Pranatharthi Haran Chandrasekar, MBBS, MD Professor, Chief of Infectious Disease, Department of Internal Medicine, Wayne State University School of Medicine

Pranatharthi Haran Chandrasekar, MBBS, MD is a member of the following medical societies: American College of Physicians, American Society for Microbiology, International Immunocompromised Host Society, Infectious Diseases Society of America

Disclosure: Nothing to disclose.

Raphael J Kiel, MD Associate Professor of Medicine, Wayne State University School of Medicine; Associate Professor of Medicine, Oakland University William Beaumont School of Medicine; Consulting Staff, Infectious Diseases Division, William Beaumont Hospital; Consulting Staff, Infectious Diseases Division Providence Hospital

Raphael J Kiel, MD is a member of the following medical societies: American College of Physicians-American Society of Internal Medicine, American Geriatrics Society

Disclosure: Nothing to disclose.

Larry I Lutwick, MD, FACP Editor-in-Chief, ID Cases; Moderator, Program for Monitoring Emerging Diseases; Adjunct Professor of Medicine, State University of New York Downstate College of Medicine

Larry I Lutwick, MD, FACP is a member of the following medical societies: American Association for the Advancement of Science, American Association for the Study of Liver Diseases, American College of Physicians, American Federation for Clinical Research, American Society for Microbiology, Infectious Diseases Society of America, Infectious Diseases Society of New York, International Society for Infectious Diseases, New York Academy of Sciences, Veterans Affairs Society of Practitioners in Infectious Diseases

Disclosure: Nothing to disclose.

Margarita Asenjo, MD Associate Professor, Department of Radiology, Medical School of the University of Las Palmas De Gran Canaria, Spain

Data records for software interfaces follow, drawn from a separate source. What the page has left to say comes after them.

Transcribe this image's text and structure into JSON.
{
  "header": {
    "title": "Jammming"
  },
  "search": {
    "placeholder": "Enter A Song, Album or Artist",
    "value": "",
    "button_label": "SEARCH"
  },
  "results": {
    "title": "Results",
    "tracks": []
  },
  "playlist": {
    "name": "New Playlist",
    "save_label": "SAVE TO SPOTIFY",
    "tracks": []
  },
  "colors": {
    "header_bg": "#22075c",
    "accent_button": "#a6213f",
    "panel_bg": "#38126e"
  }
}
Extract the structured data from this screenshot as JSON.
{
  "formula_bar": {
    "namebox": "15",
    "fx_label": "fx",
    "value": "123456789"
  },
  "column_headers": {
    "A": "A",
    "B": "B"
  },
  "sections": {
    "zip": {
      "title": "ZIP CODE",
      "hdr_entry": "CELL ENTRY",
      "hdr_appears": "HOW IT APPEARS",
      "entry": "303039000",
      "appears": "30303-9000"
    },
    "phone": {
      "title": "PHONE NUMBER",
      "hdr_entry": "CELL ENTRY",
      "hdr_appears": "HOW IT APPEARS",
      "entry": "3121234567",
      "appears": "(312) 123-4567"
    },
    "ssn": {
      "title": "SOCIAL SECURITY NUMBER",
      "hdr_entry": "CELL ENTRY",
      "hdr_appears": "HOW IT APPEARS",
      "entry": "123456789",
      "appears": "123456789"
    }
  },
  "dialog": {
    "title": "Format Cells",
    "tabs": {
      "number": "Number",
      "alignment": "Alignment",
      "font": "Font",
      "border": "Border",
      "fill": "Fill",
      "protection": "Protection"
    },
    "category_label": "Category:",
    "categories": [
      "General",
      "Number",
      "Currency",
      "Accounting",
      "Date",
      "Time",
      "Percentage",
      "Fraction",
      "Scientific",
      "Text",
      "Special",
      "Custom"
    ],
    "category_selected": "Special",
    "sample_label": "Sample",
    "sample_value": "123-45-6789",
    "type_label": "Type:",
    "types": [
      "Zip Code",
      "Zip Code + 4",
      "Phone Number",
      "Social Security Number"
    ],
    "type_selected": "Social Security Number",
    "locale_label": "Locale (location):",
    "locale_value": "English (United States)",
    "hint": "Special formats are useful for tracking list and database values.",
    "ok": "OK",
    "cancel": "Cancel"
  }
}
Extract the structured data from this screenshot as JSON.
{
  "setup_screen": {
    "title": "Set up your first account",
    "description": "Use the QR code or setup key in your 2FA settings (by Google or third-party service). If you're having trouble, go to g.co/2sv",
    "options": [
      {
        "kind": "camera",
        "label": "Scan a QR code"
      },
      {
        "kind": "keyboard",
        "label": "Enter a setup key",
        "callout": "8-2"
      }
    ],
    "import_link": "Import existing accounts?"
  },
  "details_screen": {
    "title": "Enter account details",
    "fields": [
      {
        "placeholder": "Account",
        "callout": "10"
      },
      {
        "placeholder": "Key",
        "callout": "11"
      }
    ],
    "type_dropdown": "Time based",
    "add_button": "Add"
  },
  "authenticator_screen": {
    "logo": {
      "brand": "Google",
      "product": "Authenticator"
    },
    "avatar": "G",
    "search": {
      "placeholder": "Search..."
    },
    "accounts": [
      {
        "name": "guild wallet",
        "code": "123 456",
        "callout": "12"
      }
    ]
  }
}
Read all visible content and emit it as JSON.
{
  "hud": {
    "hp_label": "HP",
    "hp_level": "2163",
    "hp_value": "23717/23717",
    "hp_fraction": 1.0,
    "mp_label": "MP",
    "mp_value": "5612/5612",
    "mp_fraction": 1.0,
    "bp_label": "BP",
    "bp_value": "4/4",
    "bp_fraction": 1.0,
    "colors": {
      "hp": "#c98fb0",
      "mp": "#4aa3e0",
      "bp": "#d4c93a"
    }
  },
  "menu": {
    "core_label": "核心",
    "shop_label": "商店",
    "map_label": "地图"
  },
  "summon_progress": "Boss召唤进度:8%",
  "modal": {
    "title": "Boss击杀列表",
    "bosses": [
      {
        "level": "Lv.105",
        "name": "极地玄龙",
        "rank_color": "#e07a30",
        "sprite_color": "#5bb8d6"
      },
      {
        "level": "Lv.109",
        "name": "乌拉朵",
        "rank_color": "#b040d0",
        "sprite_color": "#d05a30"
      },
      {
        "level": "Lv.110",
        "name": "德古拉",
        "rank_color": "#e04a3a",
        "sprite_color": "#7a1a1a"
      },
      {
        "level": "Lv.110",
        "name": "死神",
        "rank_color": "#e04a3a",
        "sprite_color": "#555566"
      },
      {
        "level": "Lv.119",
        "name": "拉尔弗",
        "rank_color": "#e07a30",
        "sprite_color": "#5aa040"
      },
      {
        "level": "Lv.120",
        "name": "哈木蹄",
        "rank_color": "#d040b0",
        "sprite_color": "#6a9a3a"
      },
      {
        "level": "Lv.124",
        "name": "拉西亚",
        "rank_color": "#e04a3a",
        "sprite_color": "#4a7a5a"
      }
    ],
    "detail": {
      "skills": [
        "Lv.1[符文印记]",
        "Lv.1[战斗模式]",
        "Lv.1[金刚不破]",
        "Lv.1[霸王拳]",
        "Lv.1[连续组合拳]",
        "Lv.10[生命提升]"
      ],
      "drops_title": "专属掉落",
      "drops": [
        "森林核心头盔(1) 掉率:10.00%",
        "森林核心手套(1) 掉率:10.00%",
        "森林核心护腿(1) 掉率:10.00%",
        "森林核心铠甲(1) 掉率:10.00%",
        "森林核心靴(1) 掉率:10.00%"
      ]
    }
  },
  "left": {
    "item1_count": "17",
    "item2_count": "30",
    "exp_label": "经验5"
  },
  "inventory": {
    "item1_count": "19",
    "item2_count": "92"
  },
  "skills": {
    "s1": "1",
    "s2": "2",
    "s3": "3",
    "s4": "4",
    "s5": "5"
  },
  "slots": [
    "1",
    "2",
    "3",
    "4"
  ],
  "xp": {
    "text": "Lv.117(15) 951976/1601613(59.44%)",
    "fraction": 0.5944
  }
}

Disclosure: Nothing to disclose.

Basilio J Anía, MD Associate Professor of Infectious Diseases, Universidad de Las Palmas de Gran Canaria; Consultant in Internal Medicine, Hospital Universitario Dr. Negrín, Spain

Disclosure: Nothing to disclose.

Mycetoma

Research & References of Mycetoma|A&C Accounting And Tax Services
Source